INFORMATION SUPPLIED:
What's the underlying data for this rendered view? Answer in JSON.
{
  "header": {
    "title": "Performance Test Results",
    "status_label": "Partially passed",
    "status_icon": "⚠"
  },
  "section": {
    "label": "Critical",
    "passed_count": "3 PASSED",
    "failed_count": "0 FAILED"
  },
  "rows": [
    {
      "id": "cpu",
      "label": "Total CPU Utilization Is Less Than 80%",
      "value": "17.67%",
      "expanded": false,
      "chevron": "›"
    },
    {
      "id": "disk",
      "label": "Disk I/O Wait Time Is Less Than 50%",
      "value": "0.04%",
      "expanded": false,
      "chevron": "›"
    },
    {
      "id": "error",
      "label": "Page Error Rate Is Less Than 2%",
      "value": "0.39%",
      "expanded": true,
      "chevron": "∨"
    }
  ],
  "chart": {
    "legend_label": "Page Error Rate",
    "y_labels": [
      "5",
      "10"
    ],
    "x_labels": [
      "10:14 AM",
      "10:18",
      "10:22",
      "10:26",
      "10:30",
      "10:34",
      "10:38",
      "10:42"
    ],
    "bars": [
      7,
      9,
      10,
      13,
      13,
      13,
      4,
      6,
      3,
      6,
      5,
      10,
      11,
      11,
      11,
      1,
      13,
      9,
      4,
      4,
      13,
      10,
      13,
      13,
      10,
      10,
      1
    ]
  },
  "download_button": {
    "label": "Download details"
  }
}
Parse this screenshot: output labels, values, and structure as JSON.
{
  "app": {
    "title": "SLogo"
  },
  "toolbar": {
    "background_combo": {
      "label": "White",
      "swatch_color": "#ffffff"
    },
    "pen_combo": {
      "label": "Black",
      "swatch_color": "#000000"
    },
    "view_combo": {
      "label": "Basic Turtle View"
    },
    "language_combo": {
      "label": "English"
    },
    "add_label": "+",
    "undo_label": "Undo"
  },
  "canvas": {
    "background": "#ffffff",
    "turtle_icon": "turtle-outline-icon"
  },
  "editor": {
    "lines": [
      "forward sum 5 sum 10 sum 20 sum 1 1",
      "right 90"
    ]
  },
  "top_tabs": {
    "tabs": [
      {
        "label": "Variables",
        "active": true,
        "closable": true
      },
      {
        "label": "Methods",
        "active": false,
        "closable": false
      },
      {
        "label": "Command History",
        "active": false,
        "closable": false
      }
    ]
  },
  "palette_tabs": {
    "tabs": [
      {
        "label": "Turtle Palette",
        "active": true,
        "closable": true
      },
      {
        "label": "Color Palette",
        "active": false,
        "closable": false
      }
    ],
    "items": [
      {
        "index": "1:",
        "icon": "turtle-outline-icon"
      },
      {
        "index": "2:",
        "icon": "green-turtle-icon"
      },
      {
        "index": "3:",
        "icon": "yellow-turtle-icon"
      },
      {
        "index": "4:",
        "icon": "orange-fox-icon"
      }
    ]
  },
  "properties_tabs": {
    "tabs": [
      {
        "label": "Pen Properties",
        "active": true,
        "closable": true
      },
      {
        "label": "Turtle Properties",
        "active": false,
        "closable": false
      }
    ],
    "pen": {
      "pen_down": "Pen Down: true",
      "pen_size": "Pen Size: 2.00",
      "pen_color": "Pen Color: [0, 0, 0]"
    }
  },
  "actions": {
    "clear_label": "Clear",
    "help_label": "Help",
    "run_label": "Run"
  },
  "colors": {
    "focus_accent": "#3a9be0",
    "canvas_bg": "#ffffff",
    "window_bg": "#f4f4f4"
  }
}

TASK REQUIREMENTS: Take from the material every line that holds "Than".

ANSWER FOR THIS EXERCISE:
      "label": "Total CPU Utilization Is Less Than 80%",
      "label": "Disk I/O Wait Time Is Less Than 50%",
      "label": "Page Error Rate Is Less Than 2%",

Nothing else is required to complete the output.